Iron interfaces undergo redox and catalytic processes in various environments, on the surface of soils, dust, minerals, and materials that comprise industrial infrastructure. Measuring reactions at interfaces in complex environments is challenging, where adsorption of gases and interaction of aqueous species occur at the surface. This is due to the presence of several ionic species in solutions that catalyze surface oxidation and undergo ion exchange between the solution and the surface and from the influx of oxygen and other gases. Corrosion is an electrochemical redox reaction that is affected by the presence of oxygen and water, but accelerated by dissolved ions. Polarized modulated-infrared reflection absorption spectroscopy was used to measure in situ surface oxidation at the air/electrolyte/iron interface in semineutral NaCl(aq) and acidic HCl(aq) solutions using the meniscus method under ambient conditions. The iron interface was exposed to air, primarily oxygen, allowing for surface oxidation, where metallic iron was found to transform to siderite in NaCl(aq) and lepidocrocite in HCl(aq). Mechanisms are suggested for the transformation of iron to these corrosion products, which significantly impact our understanding of redox processes in the water cycle, material degradation, and energy applications.

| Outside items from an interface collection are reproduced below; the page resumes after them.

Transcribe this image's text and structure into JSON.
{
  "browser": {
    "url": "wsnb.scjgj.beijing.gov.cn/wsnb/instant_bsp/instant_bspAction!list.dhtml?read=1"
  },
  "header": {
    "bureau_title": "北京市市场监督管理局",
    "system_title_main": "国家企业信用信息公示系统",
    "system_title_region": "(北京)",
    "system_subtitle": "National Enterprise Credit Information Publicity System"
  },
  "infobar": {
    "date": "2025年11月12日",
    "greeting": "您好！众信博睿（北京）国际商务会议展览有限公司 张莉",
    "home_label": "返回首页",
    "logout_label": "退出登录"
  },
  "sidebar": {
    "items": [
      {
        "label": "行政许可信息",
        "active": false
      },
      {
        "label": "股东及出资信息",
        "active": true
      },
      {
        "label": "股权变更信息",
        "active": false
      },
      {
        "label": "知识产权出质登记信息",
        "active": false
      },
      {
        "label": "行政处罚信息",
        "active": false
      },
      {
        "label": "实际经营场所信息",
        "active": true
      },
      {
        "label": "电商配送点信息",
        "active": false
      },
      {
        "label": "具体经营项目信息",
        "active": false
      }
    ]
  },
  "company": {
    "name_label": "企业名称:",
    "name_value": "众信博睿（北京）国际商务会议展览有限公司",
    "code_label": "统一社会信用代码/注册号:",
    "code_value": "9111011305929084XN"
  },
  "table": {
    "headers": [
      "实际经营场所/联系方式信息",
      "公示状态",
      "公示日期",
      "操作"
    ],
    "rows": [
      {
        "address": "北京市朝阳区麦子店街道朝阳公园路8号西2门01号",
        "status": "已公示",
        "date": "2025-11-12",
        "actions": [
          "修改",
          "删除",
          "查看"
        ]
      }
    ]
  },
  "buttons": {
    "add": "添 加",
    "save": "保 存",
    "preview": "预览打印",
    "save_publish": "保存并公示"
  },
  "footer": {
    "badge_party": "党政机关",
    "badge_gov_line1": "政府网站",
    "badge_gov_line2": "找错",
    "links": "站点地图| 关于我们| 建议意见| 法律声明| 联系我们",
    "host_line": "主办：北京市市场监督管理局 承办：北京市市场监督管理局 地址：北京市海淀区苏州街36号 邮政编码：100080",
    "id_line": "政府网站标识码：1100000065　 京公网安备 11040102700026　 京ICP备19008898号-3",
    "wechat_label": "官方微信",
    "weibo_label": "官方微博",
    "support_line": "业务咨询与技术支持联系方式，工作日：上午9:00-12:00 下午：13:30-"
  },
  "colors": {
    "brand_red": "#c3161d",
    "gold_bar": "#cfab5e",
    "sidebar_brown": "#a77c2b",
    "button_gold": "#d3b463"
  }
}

The journal of physical chemistry. A
de Alwis, C.,
In Situ PM-IRRAS at the Air/Electrolyte/Solid Interface Reveals Oxidation of Iron to Distinct Minerals.
The journal of physical chemistry. A,
Retrieved from: https://digitalcommons.mtu.edu/michigantech-p/2657